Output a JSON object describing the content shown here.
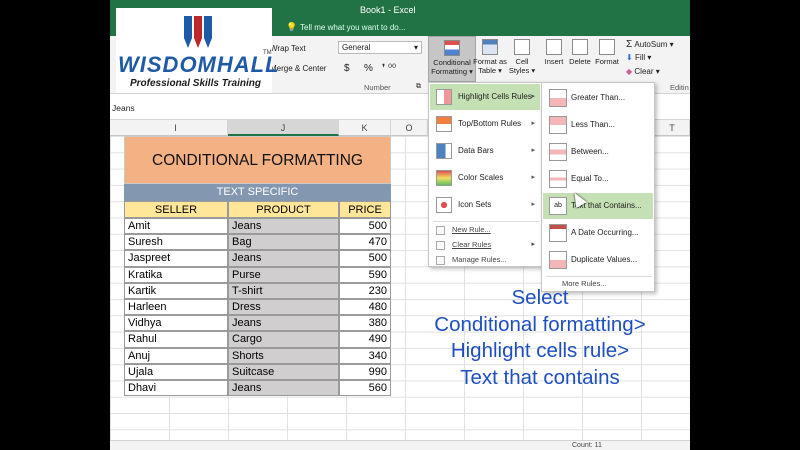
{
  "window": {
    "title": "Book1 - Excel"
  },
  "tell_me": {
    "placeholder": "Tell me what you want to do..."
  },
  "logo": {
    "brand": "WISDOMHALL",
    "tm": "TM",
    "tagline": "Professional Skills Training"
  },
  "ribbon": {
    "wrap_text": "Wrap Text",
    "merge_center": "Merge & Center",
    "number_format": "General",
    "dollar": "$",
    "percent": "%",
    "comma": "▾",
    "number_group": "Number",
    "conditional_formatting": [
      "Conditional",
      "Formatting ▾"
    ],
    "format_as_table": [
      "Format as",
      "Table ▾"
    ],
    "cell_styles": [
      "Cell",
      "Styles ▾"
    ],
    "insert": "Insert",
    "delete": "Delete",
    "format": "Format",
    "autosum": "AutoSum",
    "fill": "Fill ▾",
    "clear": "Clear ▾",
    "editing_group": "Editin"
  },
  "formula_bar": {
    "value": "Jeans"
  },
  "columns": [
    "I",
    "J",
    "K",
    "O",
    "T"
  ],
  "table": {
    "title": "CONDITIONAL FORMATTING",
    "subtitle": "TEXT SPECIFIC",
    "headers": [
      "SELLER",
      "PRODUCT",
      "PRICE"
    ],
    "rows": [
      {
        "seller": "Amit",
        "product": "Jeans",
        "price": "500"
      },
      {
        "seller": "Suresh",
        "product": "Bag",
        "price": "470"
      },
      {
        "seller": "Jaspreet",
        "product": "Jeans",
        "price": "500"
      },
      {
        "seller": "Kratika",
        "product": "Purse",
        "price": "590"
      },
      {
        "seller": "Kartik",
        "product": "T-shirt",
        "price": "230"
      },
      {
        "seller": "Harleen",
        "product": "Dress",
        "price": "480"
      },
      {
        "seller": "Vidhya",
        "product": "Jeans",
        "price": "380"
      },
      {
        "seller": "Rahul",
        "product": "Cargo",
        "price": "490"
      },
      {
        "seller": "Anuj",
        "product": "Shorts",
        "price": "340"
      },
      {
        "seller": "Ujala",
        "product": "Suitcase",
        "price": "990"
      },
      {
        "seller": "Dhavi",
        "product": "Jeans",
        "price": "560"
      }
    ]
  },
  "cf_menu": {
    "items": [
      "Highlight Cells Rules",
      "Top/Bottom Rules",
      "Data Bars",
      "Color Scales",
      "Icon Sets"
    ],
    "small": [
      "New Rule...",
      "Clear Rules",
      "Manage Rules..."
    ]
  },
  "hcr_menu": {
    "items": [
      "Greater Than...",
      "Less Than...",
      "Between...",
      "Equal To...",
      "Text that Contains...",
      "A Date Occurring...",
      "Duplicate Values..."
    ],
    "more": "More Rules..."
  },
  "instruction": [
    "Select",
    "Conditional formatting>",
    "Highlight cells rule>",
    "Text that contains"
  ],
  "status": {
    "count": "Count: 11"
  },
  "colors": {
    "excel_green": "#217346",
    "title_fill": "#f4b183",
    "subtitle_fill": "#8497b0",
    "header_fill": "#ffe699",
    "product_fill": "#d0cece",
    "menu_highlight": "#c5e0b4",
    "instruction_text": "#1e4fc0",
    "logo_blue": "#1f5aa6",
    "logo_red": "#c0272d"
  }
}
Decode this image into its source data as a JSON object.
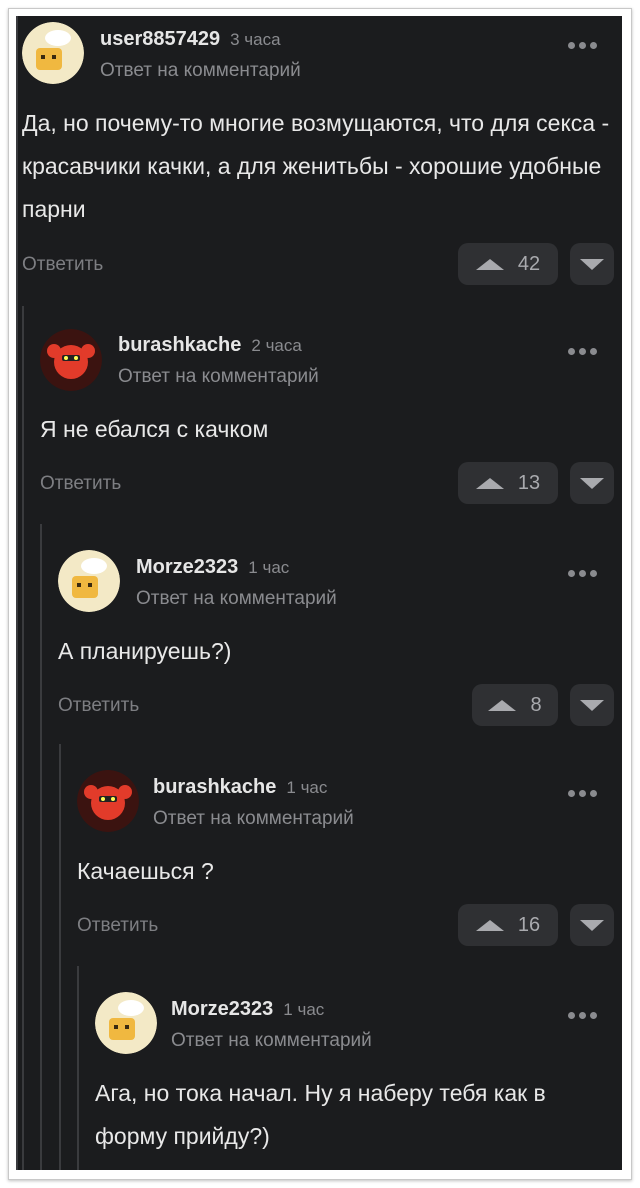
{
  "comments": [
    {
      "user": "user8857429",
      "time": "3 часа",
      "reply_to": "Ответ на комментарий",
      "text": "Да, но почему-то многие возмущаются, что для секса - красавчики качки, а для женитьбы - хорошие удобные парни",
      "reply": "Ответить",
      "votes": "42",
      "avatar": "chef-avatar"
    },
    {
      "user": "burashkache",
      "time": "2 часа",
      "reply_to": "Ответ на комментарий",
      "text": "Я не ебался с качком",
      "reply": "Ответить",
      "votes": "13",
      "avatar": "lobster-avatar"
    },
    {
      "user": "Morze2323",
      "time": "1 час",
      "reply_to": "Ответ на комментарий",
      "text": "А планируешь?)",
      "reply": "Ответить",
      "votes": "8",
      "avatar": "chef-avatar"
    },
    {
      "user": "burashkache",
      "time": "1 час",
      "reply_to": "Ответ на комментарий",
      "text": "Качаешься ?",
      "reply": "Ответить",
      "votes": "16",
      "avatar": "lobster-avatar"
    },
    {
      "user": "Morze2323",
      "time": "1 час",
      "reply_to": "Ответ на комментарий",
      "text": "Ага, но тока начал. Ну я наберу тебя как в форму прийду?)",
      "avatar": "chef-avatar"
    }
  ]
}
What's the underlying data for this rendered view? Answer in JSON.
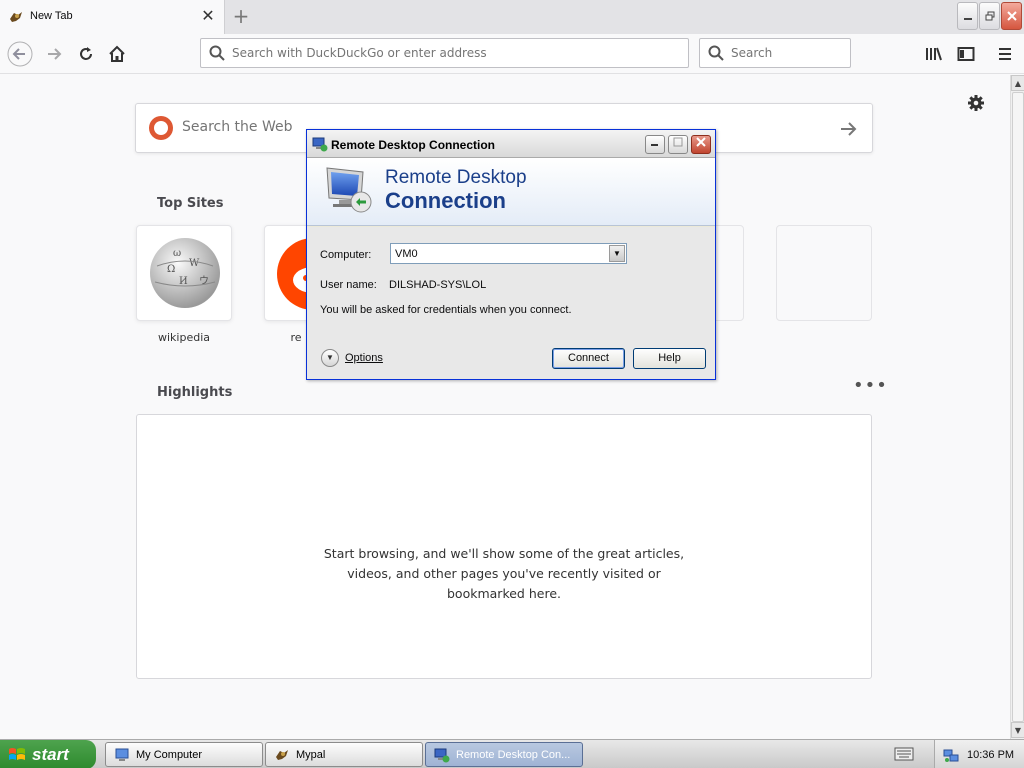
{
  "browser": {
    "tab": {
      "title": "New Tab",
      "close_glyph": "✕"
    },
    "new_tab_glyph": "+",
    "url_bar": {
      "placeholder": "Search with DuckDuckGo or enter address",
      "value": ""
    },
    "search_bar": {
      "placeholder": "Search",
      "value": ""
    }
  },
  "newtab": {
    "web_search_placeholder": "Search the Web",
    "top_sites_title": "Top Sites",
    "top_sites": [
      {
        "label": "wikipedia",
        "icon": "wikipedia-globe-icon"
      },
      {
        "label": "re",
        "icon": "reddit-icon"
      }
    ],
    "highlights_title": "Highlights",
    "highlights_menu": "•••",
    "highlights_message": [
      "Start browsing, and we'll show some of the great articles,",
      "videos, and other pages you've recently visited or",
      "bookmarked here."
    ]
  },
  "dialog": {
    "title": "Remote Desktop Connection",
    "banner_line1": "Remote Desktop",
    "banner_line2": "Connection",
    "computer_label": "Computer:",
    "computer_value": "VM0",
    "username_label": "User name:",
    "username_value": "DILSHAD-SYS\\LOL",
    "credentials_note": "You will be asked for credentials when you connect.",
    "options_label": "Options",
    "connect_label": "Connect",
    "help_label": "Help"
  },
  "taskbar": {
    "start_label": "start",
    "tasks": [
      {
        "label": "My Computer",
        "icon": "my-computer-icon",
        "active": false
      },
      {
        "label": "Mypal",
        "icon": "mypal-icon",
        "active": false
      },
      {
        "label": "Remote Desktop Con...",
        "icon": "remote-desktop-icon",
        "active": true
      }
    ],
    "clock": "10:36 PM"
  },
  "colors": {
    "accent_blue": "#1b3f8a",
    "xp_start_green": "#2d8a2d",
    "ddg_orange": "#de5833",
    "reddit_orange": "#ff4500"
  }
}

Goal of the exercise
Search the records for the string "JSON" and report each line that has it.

Reply
Output a JSON object describing the content shown here.
Decode this image into its source data as a JSON object.
What's the underlying data for this rendered view? Answer in JSON.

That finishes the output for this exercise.